No matter how advanced a student’s math skills or laboratory technique, it will be her ability to work through problems and develop creative solutions that sets her apart from peers. In other words, parents should do more than going through the motions for standardized test preparation, and begin early. Foster her natural curiosity about the world. Perhaps most importantly, she needs to believe in herself and recognize what she is capable of.
Sure, it sounds a bit cliche, but that doesn’t mean it’s easy. More than ever before, our culture poses formidable social obstacles to success. Joe’s is right that “It’s okay to be Smart,” but “smart” doesn’t always seem adequate. Kids are bombarded with billboards, music videos, television shows, advertisements, and films telling them that they also have to look and act a certain way to be accepted. A cultural firestorm of unrealistic expectations damages self-esteem and, in turn, academic performance. Of course there’s no simple way to counter these harmful false messages, but building confidence is the place to begin.
So that’s what I hope moms and dads will continue to emphasize. And if you’re still seeking a good book to start with, my vote for elementary schoolers goes to Free To Be You And Me. (DVD and audio are even better!). For young adults, books like Tracy Kidder’s outstanding Mountains Beyond Mountains about Dr. Paul Farmer will help them recognize how one individual can have a tremendous positive impact on the world.
1. Playboy article online. My piece on the spirituality of scientists has been put online. Warning: clicking this link may yield a bit in the way of Playboy-type…visuals.
2. Successful Science Communication. Cambridge University Press is preparing a new volume on science communication, and I’m one of the contributors with a chapter on “Dealing with the U.S. Media.” (Tough, I know.) The book won’t be out til September, but you can get a sense of the contents here. Andrew Revkin is also a contributor.
3. Why Johnny Can’t Do Science.
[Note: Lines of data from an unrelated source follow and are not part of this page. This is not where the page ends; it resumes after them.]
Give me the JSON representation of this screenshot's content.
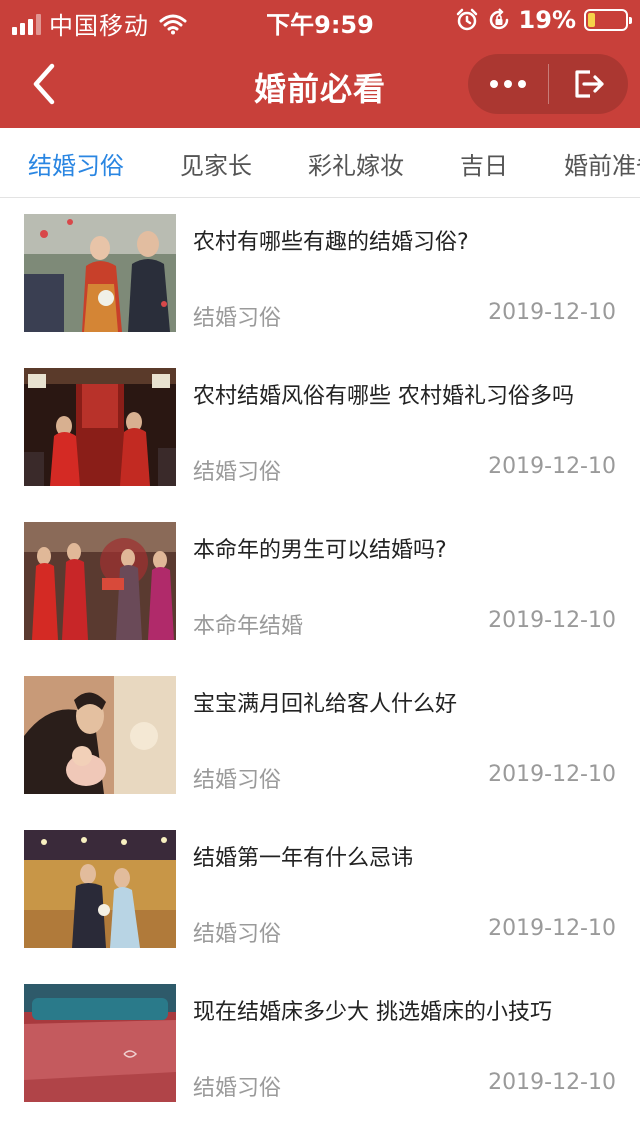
{
  "status_bar": {
    "carrier": "中国移动",
    "time": "下午9:59",
    "battery_percent": "19%",
    "battery_level": 0.19,
    "battery_color": "#f6d34a",
    "icons": [
      "signal-icon",
      "wifi-icon",
      "alarm-icon",
      "rotation-lock-icon",
      "battery-icon"
    ]
  },
  "header": {
    "title": "婚前必看",
    "background": "#c8403a",
    "back_icon": "chevron-left-icon",
    "more_icon": "more-dots-icon",
    "exit_icon": "exit-icon"
  },
  "tabs": [
    {
      "label": "结婚习俗",
      "active": true
    },
    {
      "label": "见家长",
      "active": false
    },
    {
      "label": "彩礼嫁妆",
      "active": false
    },
    {
      "label": "吉日",
      "active": false
    },
    {
      "label": "婚前准备",
      "active": false
    }
  ],
  "accent_color": "#2a86e2",
  "articles": [
    {
      "title": "农村有哪些有趣的结婚习俗?",
      "category": "结婚习俗",
      "date": "2019-12-10"
    },
    {
      "title": "农村结婚风俗有哪些 农村婚礼习俗多吗",
      "category": "结婚习俗",
      "date": "2019-12-10"
    },
    {
      "title": "本命年的男生可以结婚吗?",
      "category": "本命年结婚",
      "date": "2019-12-10"
    },
    {
      "title": "宝宝满月回礼给客人什么好",
      "category": "结婚习俗",
      "date": "2019-12-10"
    },
    {
      "title": "结婚第一年有什么忌讳",
      "category": "结婚习俗",
      "date": "2019-12-10"
    },
    {
      "title": "现在结婚床多少大 挑选婚床的小技巧",
      "category": "结婚习俗",
      "date": "2019-12-10"
    }
  ]
}
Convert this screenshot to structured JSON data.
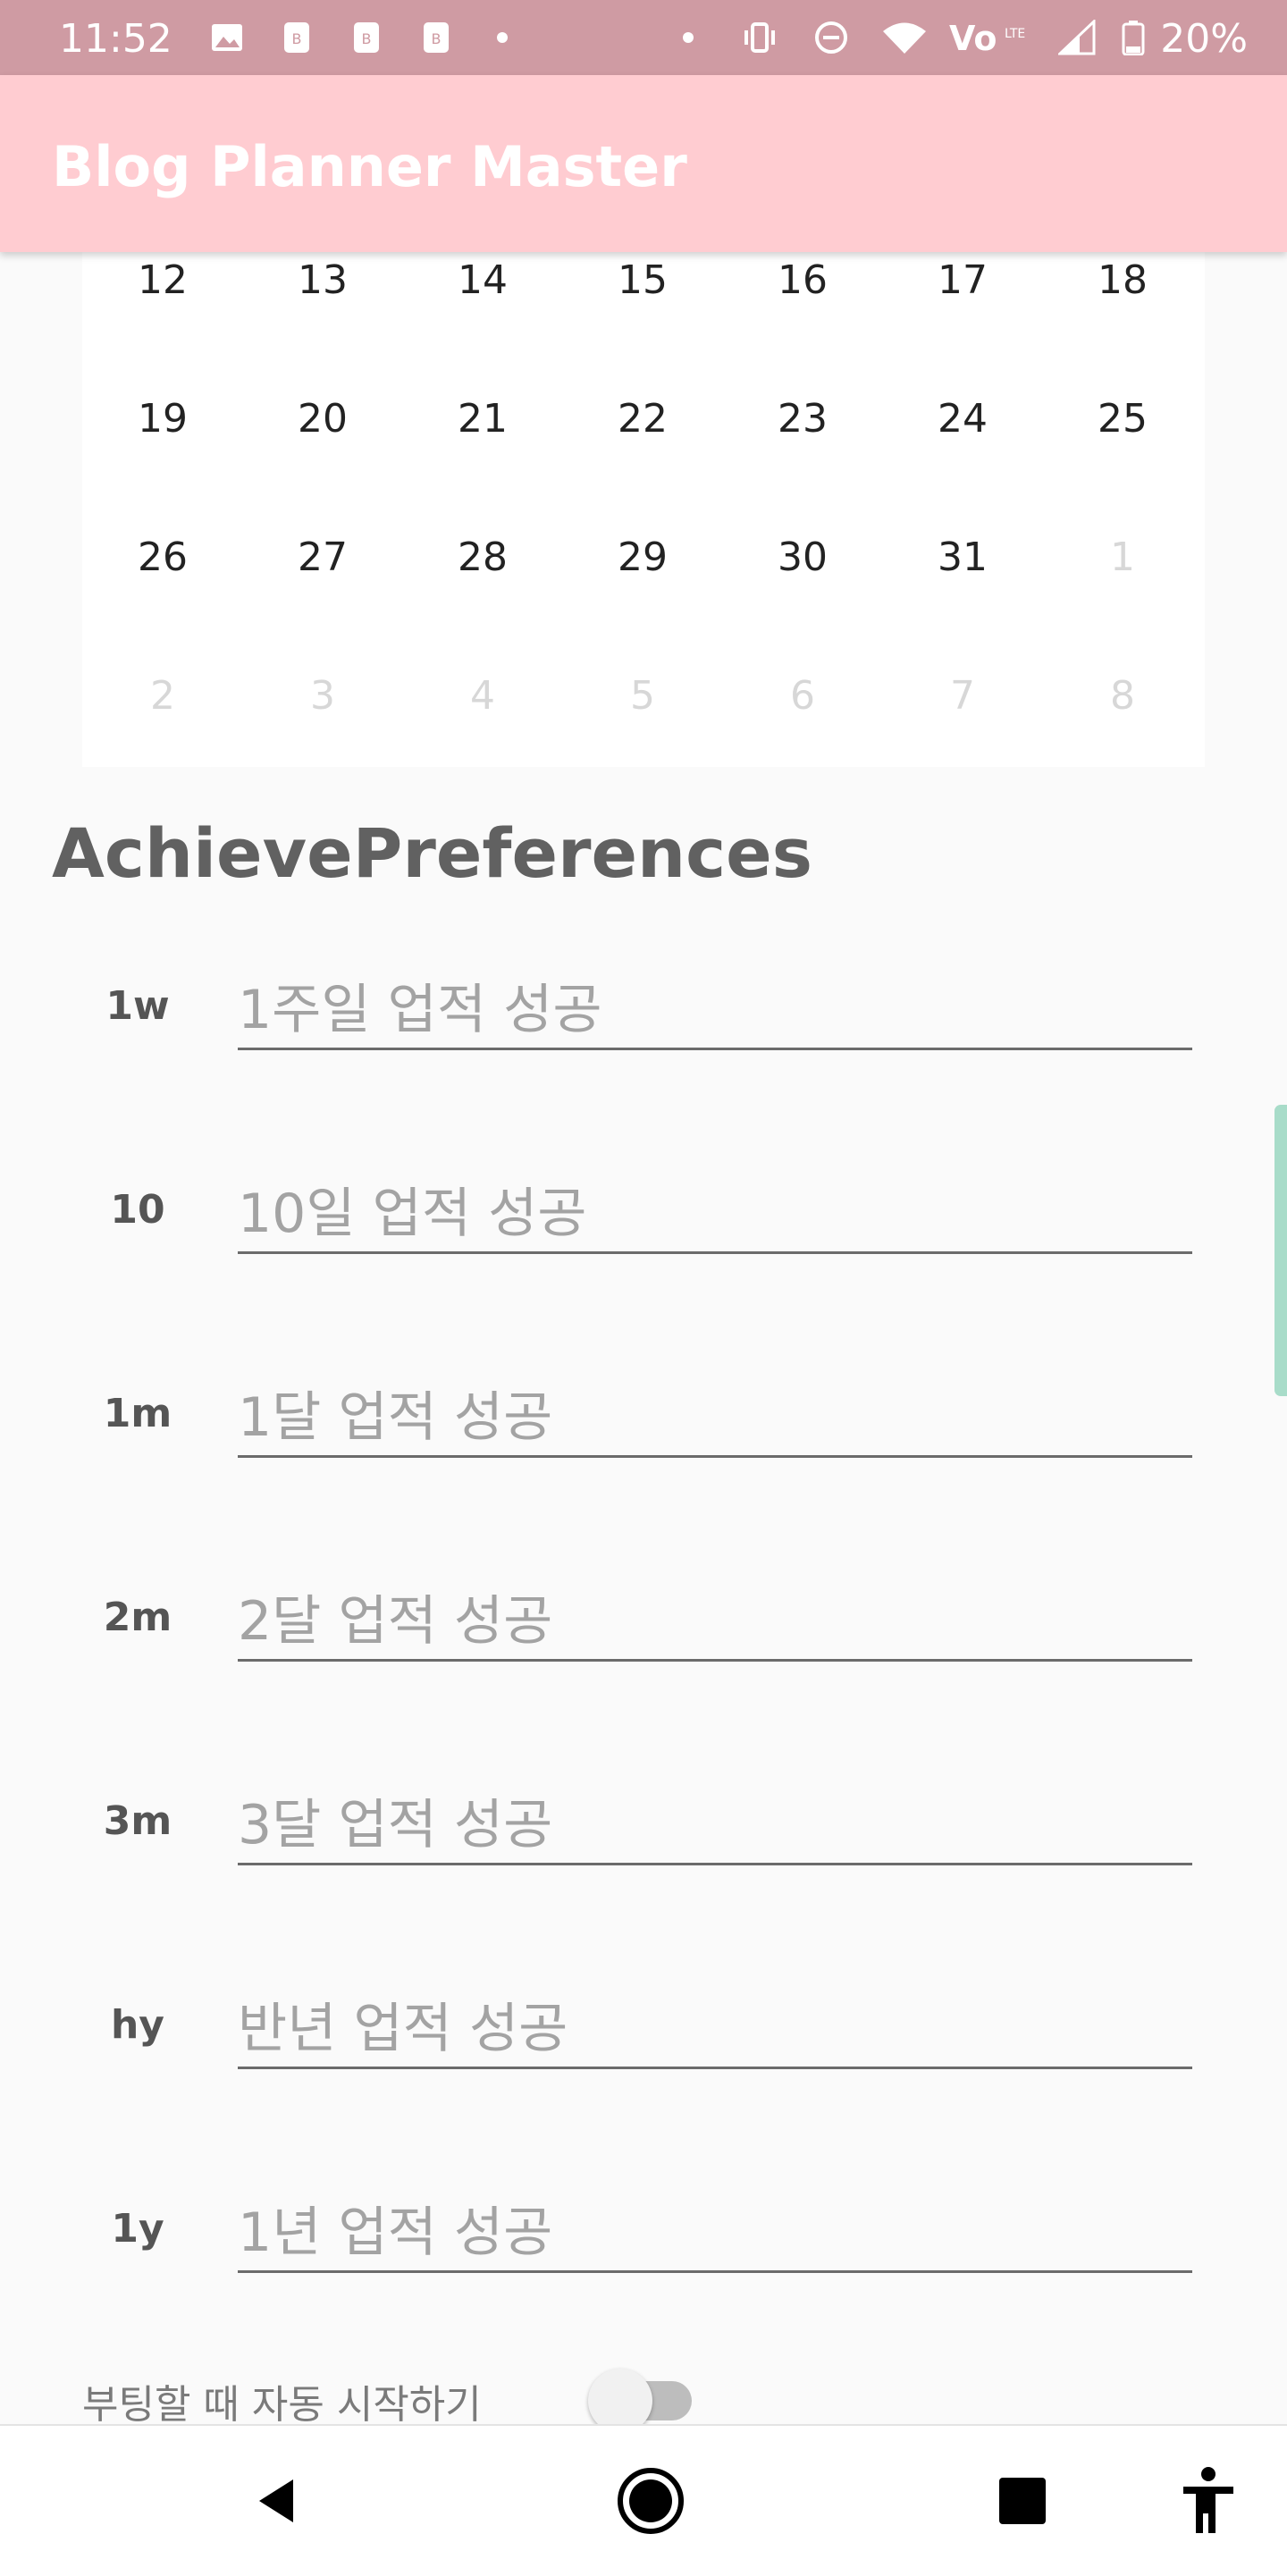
{
  "status_bar": {
    "time": "11:52",
    "battery": "20%",
    "icons": [
      "image-icon",
      "notification-icon",
      "notification-icon",
      "notification-icon",
      "dot-icon",
      "dot-icon",
      "vibrate-icon",
      "do-not-disturb-icon",
      "wifi-icon",
      "volte-icon",
      "signal-icon",
      "battery-icon"
    ]
  },
  "app_bar": {
    "title": "Blog Planner Master",
    "color": "#ffccd1"
  },
  "calendar": {
    "weeks": [
      [
        {
          "d": "12",
          "dim": false
        },
        {
          "d": "13",
          "dim": false
        },
        {
          "d": "14",
          "dim": false
        },
        {
          "d": "15",
          "dim": false
        },
        {
          "d": "16",
          "dim": false
        },
        {
          "d": "17",
          "dim": false
        },
        {
          "d": "18",
          "dim": false
        }
      ],
      [
        {
          "d": "19",
          "dim": false
        },
        {
          "d": "20",
          "dim": false
        },
        {
          "d": "21",
          "dim": false
        },
        {
          "d": "22",
          "dim": false
        },
        {
          "d": "23",
          "dim": false
        },
        {
          "d": "24",
          "dim": false
        },
        {
          "d": "25",
          "dim": false
        }
      ],
      [
        {
          "d": "26",
          "dim": false
        },
        {
          "d": "27",
          "dim": false
        },
        {
          "d": "28",
          "dim": false
        },
        {
          "d": "29",
          "dim": false
        },
        {
          "d": "30",
          "dim": false
        },
        {
          "d": "31",
          "dim": false
        },
        {
          "d": "1",
          "dim": true
        }
      ],
      [
        {
          "d": "2",
          "dim": true
        },
        {
          "d": "3",
          "dim": true
        },
        {
          "d": "4",
          "dim": true
        },
        {
          "d": "5",
          "dim": true
        },
        {
          "d": "6",
          "dim": true
        },
        {
          "d": "7",
          "dim": true
        },
        {
          "d": "8",
          "dim": true
        }
      ]
    ]
  },
  "achieve": {
    "title": "AchievePreferences",
    "items": [
      {
        "label": "1w",
        "placeholder": "1주일 업적 성공",
        "value": ""
      },
      {
        "label": "10",
        "placeholder": "10일 업적 성공",
        "value": ""
      },
      {
        "label": "1m",
        "placeholder": "1달 업적 성공",
        "value": ""
      },
      {
        "label": "2m",
        "placeholder": "2달 업적 성공",
        "value": ""
      },
      {
        "label": "3m",
        "placeholder": "3달 업적 성공",
        "value": ""
      },
      {
        "label": "hy",
        "placeholder": "반년 업적 성공",
        "value": ""
      },
      {
        "label": "1y",
        "placeholder": "1년 업적 성공",
        "value": ""
      }
    ]
  },
  "autostart": {
    "label": "부팅할 때 자동 시작하기",
    "enabled": false
  },
  "nav_bar": {
    "buttons": [
      "back-icon",
      "home-icon",
      "recents-icon",
      "accessibility-icon"
    ]
  }
}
There was a spectacular two part series on the problems of U.S. science education in the Pittsburgh Post-Gazette by Mark Roth. I strongly encourage you to read both pieces, here and here.
That’s all for now….